recurrence and metastasis, young women,
and life after breast cancer. Contact 800.775.5790
American Society of Clinical Oncology
A resource for oncologists as well as patients
living with cancer. Sponsors the “People
Living With Cancer” web site (www.peoplelivingwithcancer.org).
An online discussion and support group for
women dealing with breast cancer metastasis.
BRCA: Breast Cancer Discussion List
Breast-ONC: Current Advances in Breast Cancer
Treatment Discussion List
These public online support groups provide
information and community to their members.
Breast Cancer: Help Me Understand It!
Written by a physician who had breast cancer,
to clarify information about breast cancer
and to help women make choices about treatment.
This site has comprehensive information written
by oncology doctors and nurses about many
breast cancer issues, including understanding
your pathology report and your diagnosis
Cosmetic/Reconstructive Breast Surgery
Site has comprehensive information on breast
reconstruction, including images.
Offers information and support for women
regarding HER2 gene.
IBC Research Foundation
IBC Research Foundation specifically targets
inflammatory breast cancer and the research
to find a cure.
Includes information about inflammatory breast
cancer, patient stories, resources and links.
Myself: Together Again (M:TA)
Designed to be a visual guide for younger
women who want to see how their bodies will
transform before, during and after mastectomy
and reconstructive procedures.
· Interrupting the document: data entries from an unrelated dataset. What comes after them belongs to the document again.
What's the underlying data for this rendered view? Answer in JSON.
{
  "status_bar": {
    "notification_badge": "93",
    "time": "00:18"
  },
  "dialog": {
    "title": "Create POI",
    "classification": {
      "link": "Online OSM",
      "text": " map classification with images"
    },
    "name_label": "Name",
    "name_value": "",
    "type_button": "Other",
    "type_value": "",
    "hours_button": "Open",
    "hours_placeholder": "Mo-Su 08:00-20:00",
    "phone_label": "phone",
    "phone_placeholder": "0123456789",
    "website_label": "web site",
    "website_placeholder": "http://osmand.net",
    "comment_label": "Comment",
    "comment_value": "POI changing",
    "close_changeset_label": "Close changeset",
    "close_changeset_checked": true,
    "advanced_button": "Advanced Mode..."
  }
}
For a booklet,
contact firstname.lastname@example.org. (2006
Komen NC Triangle Affiliate Grantee)
Understanding Breast Reconstruction
Site has a comprehensive guide to breast